* [Activity]:
In the data below, give the number of lines that contain the word "based". Nothing else is needed.

* [Data for analysis]:
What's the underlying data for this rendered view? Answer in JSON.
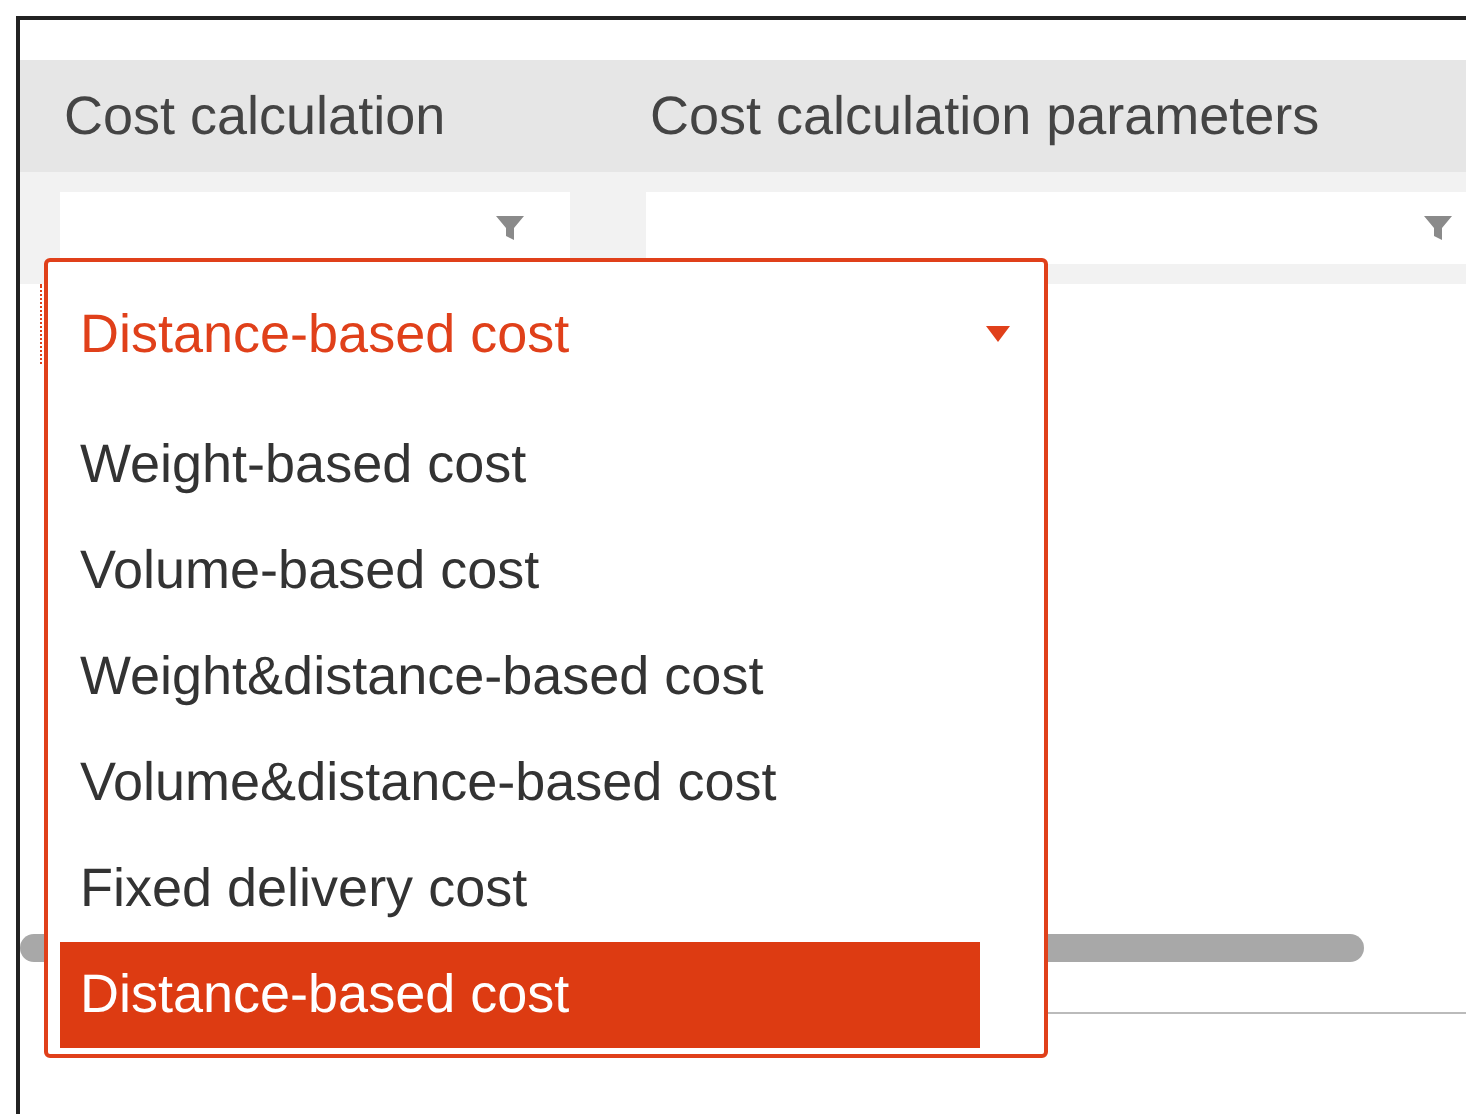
{
  "columns": [
    {
      "label": "Cost calculation"
    },
    {
      "label": "Cost calculation parameters"
    }
  ],
  "dropdown": {
    "value": "Distance-based cost",
    "expanded": true,
    "options": [
      {
        "label": "Weight-based cost",
        "selected": false
      },
      {
        "label": "Volume-based cost",
        "selected": false
      },
      {
        "label": "Weight&distance-based cost",
        "selected": false
      },
      {
        "label": "Volume&distance-based cost",
        "selected": false
      },
      {
        "label": "Fixed delivery cost",
        "selected": false
      },
      {
        "label": "Distance-based cost",
        "selected": true
      }
    ]
  }
}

* [Response to the task]:
6